Ships sailing side by side can get too close together (as in picture above, at a certain point during the refueling). When this happens, the Venturi effect takes over, and the ships will head toward an unavoidable collision
An airfoil creates a region of high pressure air below the wing, and a low pressure region above it. The air leaving the wing has a downward flow creating the Newtonian force. Bernoulli pressure field creates the downwash.
Where the cylinder is turning into the airflow, the air is moving faster and the pressure is lower Where the cylinder is turning away from the airflow, the air is moving slower and the pressure is greater The cylinder moves towards the low pressure zone
The Magnus effect! stitches help the ball to catch the air the baseball curves towards the lower air pressure

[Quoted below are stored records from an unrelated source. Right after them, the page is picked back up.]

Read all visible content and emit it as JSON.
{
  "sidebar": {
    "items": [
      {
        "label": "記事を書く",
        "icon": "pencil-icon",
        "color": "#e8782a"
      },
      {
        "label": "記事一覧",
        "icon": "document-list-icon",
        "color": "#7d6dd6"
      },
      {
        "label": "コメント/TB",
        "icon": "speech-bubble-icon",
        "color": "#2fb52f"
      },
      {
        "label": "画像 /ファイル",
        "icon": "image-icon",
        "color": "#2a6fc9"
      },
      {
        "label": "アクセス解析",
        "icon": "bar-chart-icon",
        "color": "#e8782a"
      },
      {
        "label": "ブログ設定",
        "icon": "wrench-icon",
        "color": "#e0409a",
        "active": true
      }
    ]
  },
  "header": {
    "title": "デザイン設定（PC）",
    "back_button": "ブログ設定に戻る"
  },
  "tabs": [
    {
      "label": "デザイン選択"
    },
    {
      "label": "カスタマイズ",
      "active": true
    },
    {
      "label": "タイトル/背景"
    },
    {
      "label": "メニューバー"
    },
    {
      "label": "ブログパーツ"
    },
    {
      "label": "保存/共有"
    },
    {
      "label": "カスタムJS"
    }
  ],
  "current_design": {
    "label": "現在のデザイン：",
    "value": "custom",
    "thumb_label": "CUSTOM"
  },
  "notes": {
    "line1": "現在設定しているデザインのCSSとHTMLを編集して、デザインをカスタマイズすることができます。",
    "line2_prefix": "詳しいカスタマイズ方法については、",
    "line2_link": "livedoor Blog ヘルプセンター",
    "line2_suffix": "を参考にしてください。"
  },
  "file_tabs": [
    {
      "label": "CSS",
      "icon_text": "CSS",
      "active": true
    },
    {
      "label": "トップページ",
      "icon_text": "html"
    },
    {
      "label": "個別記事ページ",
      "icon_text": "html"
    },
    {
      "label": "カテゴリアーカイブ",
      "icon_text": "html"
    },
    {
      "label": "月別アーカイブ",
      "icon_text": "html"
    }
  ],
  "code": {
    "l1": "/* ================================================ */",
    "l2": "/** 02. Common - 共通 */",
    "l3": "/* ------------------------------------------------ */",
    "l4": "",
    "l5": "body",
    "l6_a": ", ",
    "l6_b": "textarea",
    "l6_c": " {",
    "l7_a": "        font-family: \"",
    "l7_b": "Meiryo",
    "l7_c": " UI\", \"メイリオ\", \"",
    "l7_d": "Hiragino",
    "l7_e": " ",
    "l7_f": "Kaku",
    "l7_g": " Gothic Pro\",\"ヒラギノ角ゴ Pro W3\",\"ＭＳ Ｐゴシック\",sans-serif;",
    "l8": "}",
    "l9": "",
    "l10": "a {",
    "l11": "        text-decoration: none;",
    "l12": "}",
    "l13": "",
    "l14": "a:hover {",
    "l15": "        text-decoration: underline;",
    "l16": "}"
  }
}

Typical ball spin-rates are: 3,600 rpm when hit with a 10Â° driver (8Â° launch angle) at a velocity of 134 mph 7,200 rpm when hit with a 5 iron (23Â° launch angle) at a velocity of 105 mph 10,800 rpm when hit with a 9 iron (45Â° launch angle) at a velocity of 90 mph Topping the ball (i.e. when the bottom of the club-face hits the ball above its center) will cause the ball to spin in the other direction - i.e. downward - which will cause the ball to dive into the ground. Dimples cause the air-flow above the ball to travel faster and thus the pressure on the ball from the top to be lower than the air pressure below the ball. This pressure difference (i.e. more relative pressure from below than on top) causes the ball to lift (Magnus effect) and stay in the air for a longer time.